Services
People
News and Events
Other
Blogs

Brexit results are in, what next for Immigration Law?

View profile for Louis Harman
  • Posted
  • Author

The result of the EU Referendum is now confirmed and the nation has voted 51.9% in favour of leaving the European Union. It is still too early to tell exactly what will happen next, but we now have a better indication of the direction we will be moving in. Once the legal process of leaving the EU is actually triggered, there will be at least two years worth of negotiating to go until we fully understand the position. We must however pay close attention to the negotiations that come, particularly when it comes to Immigration law and EU Free Movement.

Free Movement is one of the fundamental pillars of the European Union, allowing citizens to move freely between Member States.  Free Movement entitles EU citizens, and their immediate family, to enter and remain in the UK for up to 3 months. If those citizens begin working, or become self-employed or self-sufficient, then they are entitled to stay in the UK beyond the initial 3 months. After 5 years in the UK, these citizens and their family members obtain a right of Permanent Residence.

So what could happen now?

For EU Citizens

Without the pillar of Free Movement in place, the UK would be able to renegotiate how it controls EU immigration. This may mean tightening the existing Free Movement laws that we have already incorporated into UK immigration law, or it could mean taking things further and removing the distinction between EU & Non-EU migrants altogether: extending current UK Immigration laws and visa rules to cover EU citizens.

EU citizens with 5 years lawful residence are probably going to be in the best position. They should be able to apply for a Permanent Residence Card to evidence their right to remain in the UK, which will help protect their position in the UK going forwards. After one year of possessing this card, they can then go on to consider British Citizenship.

For those with less than 5 years, the position is a bit more uncertain. If no sufficient transitional provisions are put in place once the negotiations are concluded, these citizens may have to consider their options under the current Immigration visa rules; this may involve switching to a Settlement, Work or Study visa.

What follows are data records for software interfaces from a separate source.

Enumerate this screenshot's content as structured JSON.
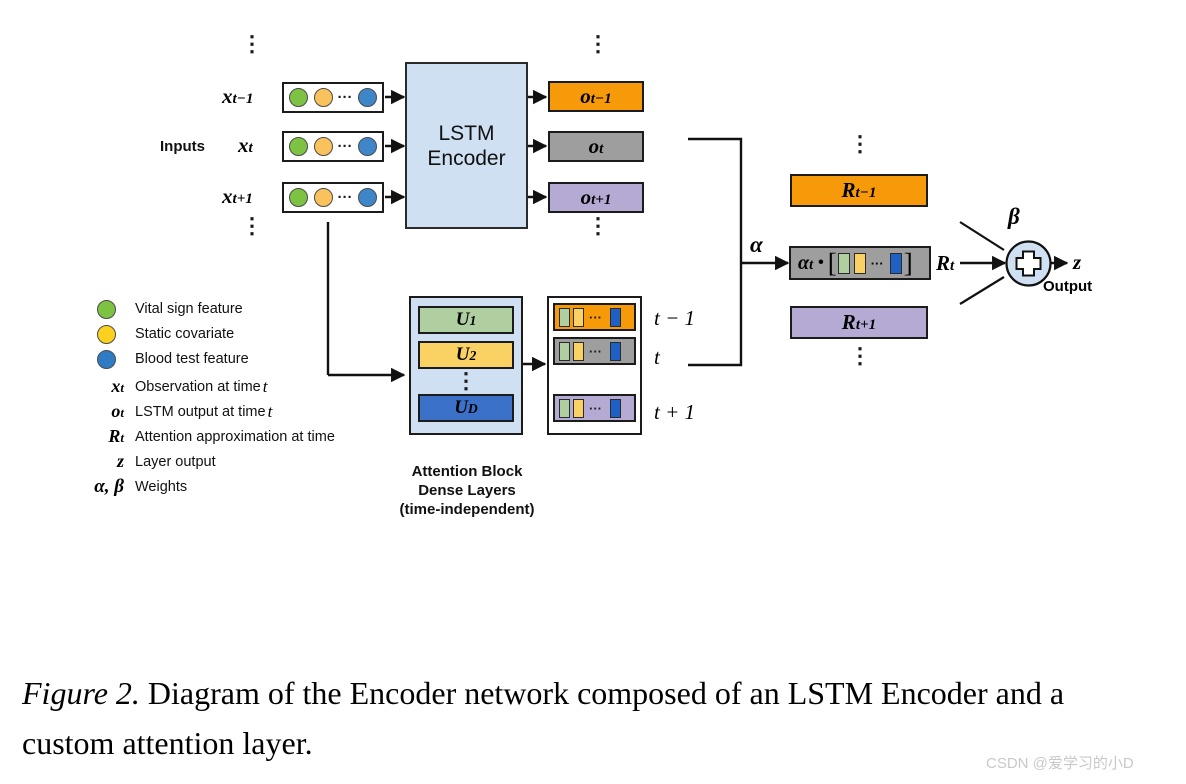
{
  "figure": {
    "caption_label": "Figure 2.",
    "caption_text": " Diagram of the Encoder network composed of an LSTM Encoder and a custom attention layer.",
    "watermark": "CSDN @爱学习的小D"
  },
  "colors": {
    "lstm_fill": "#cfe0f3",
    "orange": "#f79a0a",
    "gray": "#9e9e9e",
    "purple": "#b5aad4",
    "green": "#7dc242",
    "yellow": "#fbd01f",
    "blue": "#2f7bc4",
    "chip_green": "#b0cfa0",
    "chip_yellow": "#fad163",
    "chip_blue": "#1f60c4",
    "u1": "#b0cfa0",
    "u2": "#fad163",
    "ud": "#3b71c8",
    "border": "#1b1b1b"
  },
  "inputs": {
    "group_label": "Inputs",
    "rows": [
      {
        "label_base": "x",
        "label_sub": "t−1"
      },
      {
        "label_base": "x",
        "label_sub": "t"
      },
      {
        "label_base": "x",
        "label_sub": "t+1"
      }
    ],
    "top_ellipsis": "⋮",
    "bottom_ellipsis": "⋮",
    "vector_dots": "···"
  },
  "encoder": {
    "line1": "LSTM",
    "line2": "Encoder"
  },
  "outputs": {
    "top_ellipsis": "⋮",
    "bottom_ellipsis": "⋮",
    "rows": [
      {
        "base": "o",
        "sub": "t−1",
        "color": "#f79a0a"
      },
      {
        "base": "o",
        "sub": "t",
        "color": "#9e9e9e"
      },
      {
        "base": "o",
        "sub": "t+1",
        "color": "#b5aad4"
      }
    ]
  },
  "attention_block": {
    "layers": [
      {
        "base": "U",
        "sub": "1",
        "color": "#b0cfa0"
      },
      {
        "base": "U",
        "sub": "2",
        "color": "#fad163"
      },
      {
        "base": "U",
        "sub": "D",
        "color": "#3b71c8"
      }
    ],
    "mid_ellipsis": "⋮",
    "caption_line1": "Attention Block",
    "caption_line2": "Dense Layers",
    "caption_line3": "(time-independent)"
  },
  "time_vectors": {
    "rows": [
      {
        "label": "t − 1",
        "color": "#f79a0a"
      },
      {
        "label": "t",
        "color": "#9e9e9e"
      },
      {
        "label": "t + 1",
        "color": "#b5aad4"
      }
    ],
    "dots": "···"
  },
  "attention_out": {
    "alpha_label": "α",
    "top_ellipsis": "⋮",
    "bottom_ellipsis": "⋮",
    "rows": [
      {
        "base": "R",
        "sub": "t−1",
        "color": "#f79a0a"
      },
      {
        "base": "R",
        "sub": "t",
        "color": "#9e9e9e"
      },
      {
        "base": "R",
        "sub": "t+1",
        "color": "#b5aad4"
      }
    ],
    "rt_inner_alpha": "α",
    "rt_inner_alpha_sub": "t",
    "rt_dot": "•",
    "rt_dots": "···",
    "rt_side_label_base": "R",
    "rt_side_label_sub": "t"
  },
  "sum_node": {
    "beta_label": "β",
    "plus": "+",
    "output_symbol": "z",
    "output_label": "Output"
  },
  "legend": {
    "items": [
      {
        "type": "circle",
        "color": "#7dc242",
        "text": "Vital sign feature"
      },
      {
        "type": "circle",
        "color": "#fbd01f",
        "text": "Static covariate"
      },
      {
        "type": "circle",
        "color": "#2f7bc4",
        "text": "Blood test feature"
      },
      {
        "type": "symbol",
        "sym_base": "x",
        "sym_sub": "t",
        "text": "Observation  at time ",
        "tail": "t"
      },
      {
        "type": "symbol",
        "sym_base": "o",
        "sym_sub": "t",
        "text": "LSTM output at time ",
        "tail": "t"
      },
      {
        "type": "symbol",
        "sym_base": "R",
        "sym_sub": "t",
        "text": "Attention approximation  at time",
        "tail": ""
      },
      {
        "type": "symbol",
        "sym_base": "z",
        "sym_sub": "",
        "text": "Layer output",
        "tail": ""
      },
      {
        "type": "symbol",
        "sym_base": "α, β",
        "sym_sub": "",
        "text": "Weights",
        "tail": ""
      }
    ]
  }
}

We would suggest that EU citizens consider taking advice on their current Immigration status and options moving forward, particularly if they are in the UK with dependent family members.

For Non-EU Citizens

Although leaving the EU does not have an immediate impact on Non-EU citizens, it seems that there is an appetite for tightening Immigration controls. Now may therefore be a good time for non-EU citizens to also seek advise on their current Immigration strategy with a view to assessing their eligibility for Indefinite Leave to Remain and/or British Citizenship.

For International Employers

EU citizens can currently work in the UK as a result of their Free Movement rights whilst non-EU citizens are subject to the Points-Based System of the Immigration rules. The responsibility for checking whether an employee has a Right to Work falls upon the employer.

If Free Movement laws are changed it is possible that there will be no more automatic right to work for EU workers in the UK. Employers need to be acutely aware of any changes that are proposed for Free Movement laws in the near future.

If EU workers are to be treated the same as non-EU workers then more UK employers may need to consider becoming a registered ‘Sponsor’ and obtaining an appropriate Sponsors License to enable them to lawfully employ international workers. Failure to abide by the rules on Sponsorship and Right to Work checks can result in financial penalties for employers.

Advice

If you are in any doubt as to what to do next as a result of the EU Referendum results, then please do not hesitate to contact a member of our Immigration team. We can advise on any of the following matters raised in this article:

  • Permanent Residence
  • British Citizenship
  • Visa options
  • Indefinite Leave to Remain
  • Sponsorship
  • Right to Work

Comments